read your hunting land

How to Read Your Hunting Land and Place Your Blinds

Hunting season is starting to get close.

If you want to be successful, you should get an early start and perfect your strategy now. One of the most important elements to any hunting strategy is deciding where you're going to sit.

Here are four steps to help you read your hunting land and get your blind(s) in the right spot.

Where is the water?

No matter what game you're hunting, everything needs water. While deer may get some water from vegetation they eat, it isn't their only source. A river or even a small seep can be a real deer magnet. Set up a scouting camera early before the season and let it work.

Stake out the highly used areas that are out of sight during the season. Watering holes are too good to pass up, especially in the heat of the early season!

Where and what are the food sources?

Are farmland corn fields near your deer hunting land? Are other deer hunters on adjoining properties baiting? Are food plots part of your management plan? Be aware of what local deer are eating and where they usually go to do so.

Where are the bedding areas?

In the heat of the day this time of year, deer usually bed down. Find these areas by scouting, but make sure not to put too much pressure on them. They may use these areas well into the winter if not spooked.

What game trails are traveled most heavily and when?

Heavily traveled game trails will look like hoof-covered deer highways. The best way to determine when and where deer travel is by checking game cameras. Remember to avoid heavy activity in the area after you set up your hunting location. When the rut hits, trophy bucks will be using these trails to chase after does.

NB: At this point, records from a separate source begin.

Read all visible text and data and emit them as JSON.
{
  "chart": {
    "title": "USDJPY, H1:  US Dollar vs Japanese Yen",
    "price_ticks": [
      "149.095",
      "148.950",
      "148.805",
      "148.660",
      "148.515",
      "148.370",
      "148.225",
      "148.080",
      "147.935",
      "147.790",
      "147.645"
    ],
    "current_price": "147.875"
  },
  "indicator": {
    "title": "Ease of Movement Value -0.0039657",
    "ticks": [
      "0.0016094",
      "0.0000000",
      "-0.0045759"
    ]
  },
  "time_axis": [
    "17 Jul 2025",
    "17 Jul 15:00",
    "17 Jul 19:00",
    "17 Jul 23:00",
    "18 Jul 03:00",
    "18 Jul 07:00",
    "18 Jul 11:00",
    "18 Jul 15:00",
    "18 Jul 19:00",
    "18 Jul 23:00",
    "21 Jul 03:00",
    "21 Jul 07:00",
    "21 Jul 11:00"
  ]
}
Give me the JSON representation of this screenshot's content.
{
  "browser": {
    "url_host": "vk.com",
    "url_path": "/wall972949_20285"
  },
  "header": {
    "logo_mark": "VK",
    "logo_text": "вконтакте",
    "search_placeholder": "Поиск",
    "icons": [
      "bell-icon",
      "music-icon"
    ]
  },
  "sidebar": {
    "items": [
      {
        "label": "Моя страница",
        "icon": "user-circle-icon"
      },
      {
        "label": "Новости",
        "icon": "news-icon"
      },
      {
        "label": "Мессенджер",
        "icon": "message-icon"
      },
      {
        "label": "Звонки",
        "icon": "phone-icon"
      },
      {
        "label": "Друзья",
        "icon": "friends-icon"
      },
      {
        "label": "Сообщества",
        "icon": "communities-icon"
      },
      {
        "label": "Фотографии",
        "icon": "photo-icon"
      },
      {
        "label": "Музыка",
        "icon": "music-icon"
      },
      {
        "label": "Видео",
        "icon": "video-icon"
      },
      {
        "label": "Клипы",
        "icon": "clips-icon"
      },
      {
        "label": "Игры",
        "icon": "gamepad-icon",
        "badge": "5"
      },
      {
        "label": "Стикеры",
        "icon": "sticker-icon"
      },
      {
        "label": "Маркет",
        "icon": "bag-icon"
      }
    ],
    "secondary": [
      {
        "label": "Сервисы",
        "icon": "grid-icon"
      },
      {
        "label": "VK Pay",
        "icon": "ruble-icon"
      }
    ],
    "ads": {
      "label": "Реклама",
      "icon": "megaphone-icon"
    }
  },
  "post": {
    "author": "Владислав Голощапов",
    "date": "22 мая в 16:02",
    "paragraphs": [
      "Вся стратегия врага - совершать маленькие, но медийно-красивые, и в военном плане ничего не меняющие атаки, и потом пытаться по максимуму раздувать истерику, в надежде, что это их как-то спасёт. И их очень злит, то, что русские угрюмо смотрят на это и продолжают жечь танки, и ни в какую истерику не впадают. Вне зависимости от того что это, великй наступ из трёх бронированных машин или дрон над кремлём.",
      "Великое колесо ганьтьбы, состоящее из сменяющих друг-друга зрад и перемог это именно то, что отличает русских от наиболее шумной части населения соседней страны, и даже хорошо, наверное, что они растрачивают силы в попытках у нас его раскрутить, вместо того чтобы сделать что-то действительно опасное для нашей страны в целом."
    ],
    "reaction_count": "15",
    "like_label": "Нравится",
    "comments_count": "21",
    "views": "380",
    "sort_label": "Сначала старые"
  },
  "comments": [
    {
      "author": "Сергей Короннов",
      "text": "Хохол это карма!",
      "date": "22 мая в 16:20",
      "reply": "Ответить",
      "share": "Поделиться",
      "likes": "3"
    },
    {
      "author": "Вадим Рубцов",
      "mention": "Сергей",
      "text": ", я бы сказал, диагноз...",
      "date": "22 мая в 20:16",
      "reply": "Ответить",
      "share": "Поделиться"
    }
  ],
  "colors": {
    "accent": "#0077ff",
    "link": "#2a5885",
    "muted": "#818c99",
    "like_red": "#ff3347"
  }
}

Do you like articles about the outdoors? Click here to view more articles by Eric Nestor. You can follow him @ericthewoodsman on Twitter, The Classic Woodsman on Facebook, and @theclassicwoodsman on Instagram.  You can view more Nestor Photography photos at Nestor Photography.